• **What is needed**: This exercise calls for retyping every line below exactly, with the images omitted.

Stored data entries

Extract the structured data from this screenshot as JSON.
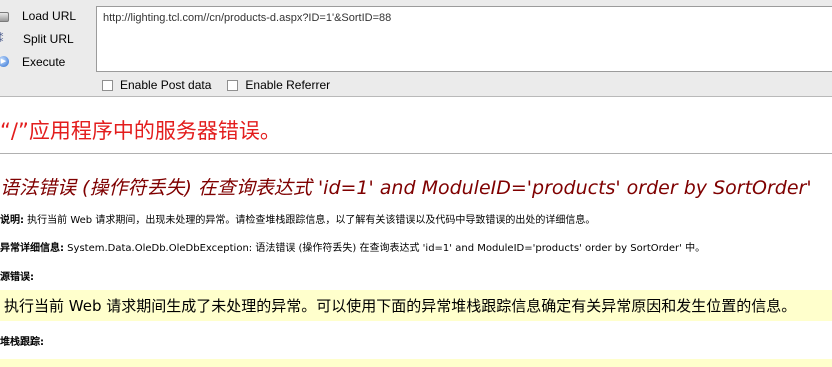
{
  "hackbar": {
    "actions": [
      {
        "label": "Load URL",
        "icon": "load-url-icon"
      },
      {
        "label": "Split URL",
        "icon": "split-url-icon"
      },
      {
        "label": "Execute",
        "icon": "execute-icon"
      }
    ],
    "url_value": "http://lighting.tcl.com//cn/products-d.aspx?ID=1'&SortID=88",
    "options": [
      {
        "label": "Enable Post data",
        "checked": false
      },
      {
        "label": "Enable Referrer",
        "checked": false
      }
    ]
  },
  "error_page": {
    "title": "“/”应用程序中的服务器错误。",
    "subtitle": "语法错误 (操作符丢失) 在查询表达式 'id=1' and ModuleID='products' order by SortOrder'",
    "description_label": "说明:",
    "description_text": " 执行当前 Web 请求期间，出现未处理的异常。请检查堆栈跟踪信息，以了解有关该错误以及代码中导致错误的出处的详细信息。",
    "exception_label": "异常详细信息:",
    "exception_text": " System.Data.OleDb.OleDbException: 语法错误 (操作符丢失) 在查询表达式 'id=1' and ModuleID='products' order by SortOrder' 中。",
    "source_error_label": "源错误:",
    "source_error_text": "执行当前 Web 请求期间生成了未处理的异常。可以使用下面的异常堆栈跟踪信息确定有关异常原因和发生位置的信息。",
    "stack_trace_label": "堆栈跟踪:"
  },
  "colors": {
    "title": "#e31d1d",
    "subtitle": "#7f0000",
    "highlight": "#ffffcc",
    "toolbar": "#ebebeb"
  }
}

• **Response to this task**:
Extract the structured data from this screenshot as JSON.
{
  "hackbar": {
    "actions": [
      {
        "label": "Load URL",
        "icon": "load-url-icon"
      },
      {
        "label": "Split URL",
        "icon": "split-url-icon"
      },
      {
        "label": "Execute",
        "icon": "execute-icon"
      }
    ],
    "url_value": "http://lighting.tcl.com//cn/products-d.aspx?ID=1'&SortID=88",
    "options": [
      {
        "label": "Enable Post data",
        "checked": false
      },
      {
        "label": "Enable Referrer",
        "checked": false
      }
    ]
  },
  "error_page": {
    "title": "“/”应用程序中的服务器错误。",
    "subtitle": "语法错误 (操作符丢失) 在查询表达式 'id=1' and ModuleID='products' order by SortOrder'",
    "description_label": "说明:",
    "description_text": " 执行当前 Web 请求期间，出现未处理的异常。请检查堆栈跟踪信息，以了解有关该错误以及代码中导致错误的出处的详细信息。",
    "exception_label": "异常详细信息:",
    "exception_text": " System.Data.OleDb.OleDbException: 语法错误 (操作符丢失) 在查询表达式 'id=1' and ModuleID='products' order by SortOrder' 中。",
    "source_error_label": "源错误:",
    "source_error_text": "执行当前 Web 请求期间生成了未处理的异常。可以使用下面的异常堆栈跟踪信息确定有关异常原因和发生位置的信息。",
    "stack_trace_label": "堆栈跟踪:"
  },
  "colors": {
    "title": "#e31d1d",
    "subtitle": "#7f0000",
    "highlight": "#ffffcc",
    "toolbar": "#ebebeb"
  }
}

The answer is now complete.